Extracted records

++++++++++

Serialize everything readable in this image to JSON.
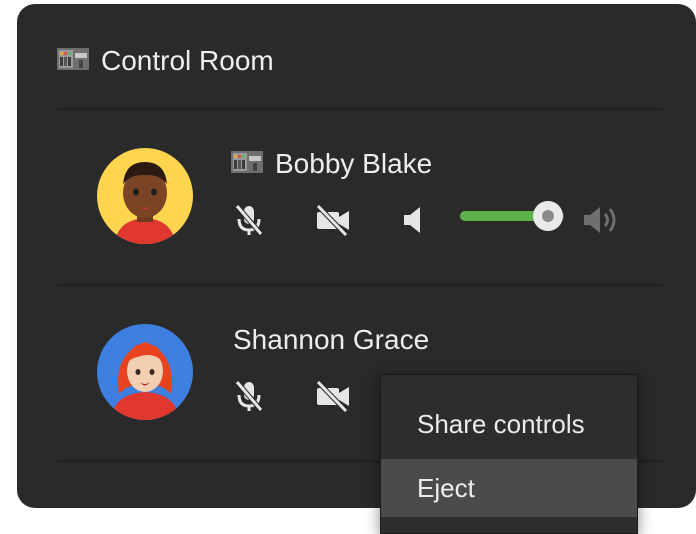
{
  "room": {
    "title": "Control Room",
    "icon": "game-machine-icon"
  },
  "participants": [
    {
      "name": "Bobby Blake",
      "host_icon": "game-machine-icon",
      "mic": "mic-muted-icon",
      "camera": "camera-off-icon",
      "volume": {
        "level": 0.85,
        "low_icon": "volume-low-icon",
        "high_icon": "volume-high-icon"
      }
    },
    {
      "name": "Shannon Grace",
      "mic": "mic-muted-icon",
      "camera": "camera-off-icon"
    }
  ],
  "context_menu": {
    "items": [
      {
        "label": "Share controls",
        "selected": false
      },
      {
        "label": "Eject",
        "selected": true
      }
    ]
  },
  "colors": {
    "panel": "#2a2a2a",
    "volume_fill": "#5bb34a",
    "menu_highlight": "#4b4b4b",
    "avatar1_bg": "#ffd54f",
    "avatar2_bg": "#3f7fe0"
  }
}
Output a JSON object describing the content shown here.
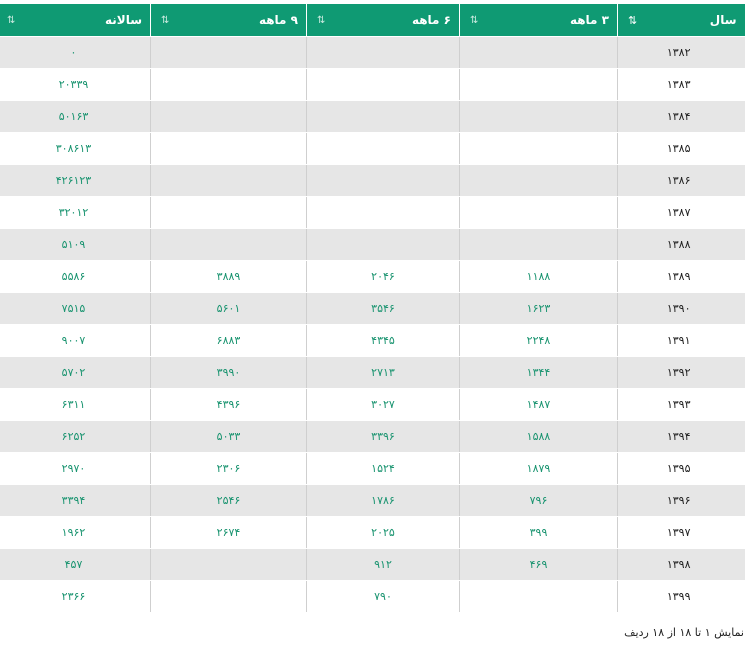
{
  "table": {
    "headers": {
      "year": "سال",
      "m3": "۳ ماهه",
      "m6": "۶ ماهه",
      "m9": "۹ ماهه",
      "yearly": "سالانه"
    },
    "rows": [
      {
        "year": "۱۳۸۲",
        "m3": "",
        "m6": "",
        "m9": "",
        "yearly": "۰"
      },
      {
        "year": "۱۳۸۳",
        "m3": "",
        "m6": "",
        "m9": "",
        "yearly": "۲۰۳۳۹"
      },
      {
        "year": "۱۳۸۴",
        "m3": "",
        "m6": "",
        "m9": "",
        "yearly": "۵۰۱۶۳"
      },
      {
        "year": "۱۳۸۵",
        "m3": "",
        "m6": "",
        "m9": "",
        "yearly": "۳۰۸۶۱۳"
      },
      {
        "year": "۱۳۸۶",
        "m3": "",
        "m6": "",
        "m9": "",
        "yearly": "۴۲۶۱۲۳"
      },
      {
        "year": "۱۳۸۷",
        "m3": "",
        "m6": "",
        "m9": "",
        "yearly": "۳۲۰۱۲"
      },
      {
        "year": "۱۳۸۸",
        "m3": "",
        "m6": "",
        "m9": "",
        "yearly": "۵۱۰۹"
      },
      {
        "year": "۱۳۸۹",
        "m3": "۱۱۸۸",
        "m6": "۲۰۴۶",
        "m9": "۳۸۸۹",
        "yearly": "۵۵۸۶"
      },
      {
        "year": "۱۳۹۰",
        "m3": "۱۶۲۳",
        "m6": "۳۵۴۶",
        "m9": "۵۶۰۱",
        "yearly": "۷۵۱۵"
      },
      {
        "year": "۱۳۹۱",
        "m3": "۲۲۴۸",
        "m6": "۴۳۴۵",
        "m9": "۶۸۸۳",
        "yearly": "۹۰۰۷"
      },
      {
        "year": "۱۳۹۲",
        "m3": "۱۳۴۴",
        "m6": "۲۷۱۳",
        "m9": "۳۹۹۰",
        "yearly": "۵۷۰۲"
      },
      {
        "year": "۱۳۹۳",
        "m3": "۱۴۸۷",
        "m6": "۳۰۲۷",
        "m9": "۴۳۹۶",
        "yearly": "۶۳۱۱"
      },
      {
        "year": "۱۳۹۴",
        "m3": "۱۵۸۸",
        "m6": "۳۳۹۶",
        "m9": "۵۰۳۳",
        "yearly": "۶۲۵۲"
      },
      {
        "year": "۱۳۹۵",
        "m3": "۱۸۷۹",
        "m6": "۱۵۲۴",
        "m9": "۲۳۰۶",
        "yearly": "۲۹۷۰"
      },
      {
        "year": "۱۳۹۶",
        "m3": "۷۹۶",
        "m6": "۱۷۸۶",
        "m9": "۲۵۴۶",
        "yearly": "۳۳۹۴"
      },
      {
        "year": "۱۳۹۷",
        "m3": "۳۹۹",
        "m6": "۲۰۲۵",
        "m9": "۲۶۷۴",
        "yearly": "۱۹۶۲"
      },
      {
        "year": "۱۳۹۸",
        "m3": "۴۶۹",
        "m6": "۹۱۲",
        "m9": "",
        "yearly": "۴۵۷"
      },
      {
        "year": "۱۳۹۹",
        "m3": "",
        "m6": "۷۹۰",
        "m9": "",
        "yearly": "۲۳۶۶"
      }
    ]
  },
  "footer": {
    "info": "نمایش ۱ تا ۱۸ از ۱۸ ردیف"
  },
  "colors": {
    "header_bg": "#0f9a73",
    "value_text": "#1a9470",
    "odd_row_bg": "#e6e6e6"
  },
  "icons": {
    "sort_active": "sort-amount-icon",
    "sort_inactive": "sort-arrows-icon"
  }
}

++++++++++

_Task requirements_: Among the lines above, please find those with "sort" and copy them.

_Written response_:
    "sort_active": "sort-amount-icon",
    "sort_inactive": "sort-arrows-icon"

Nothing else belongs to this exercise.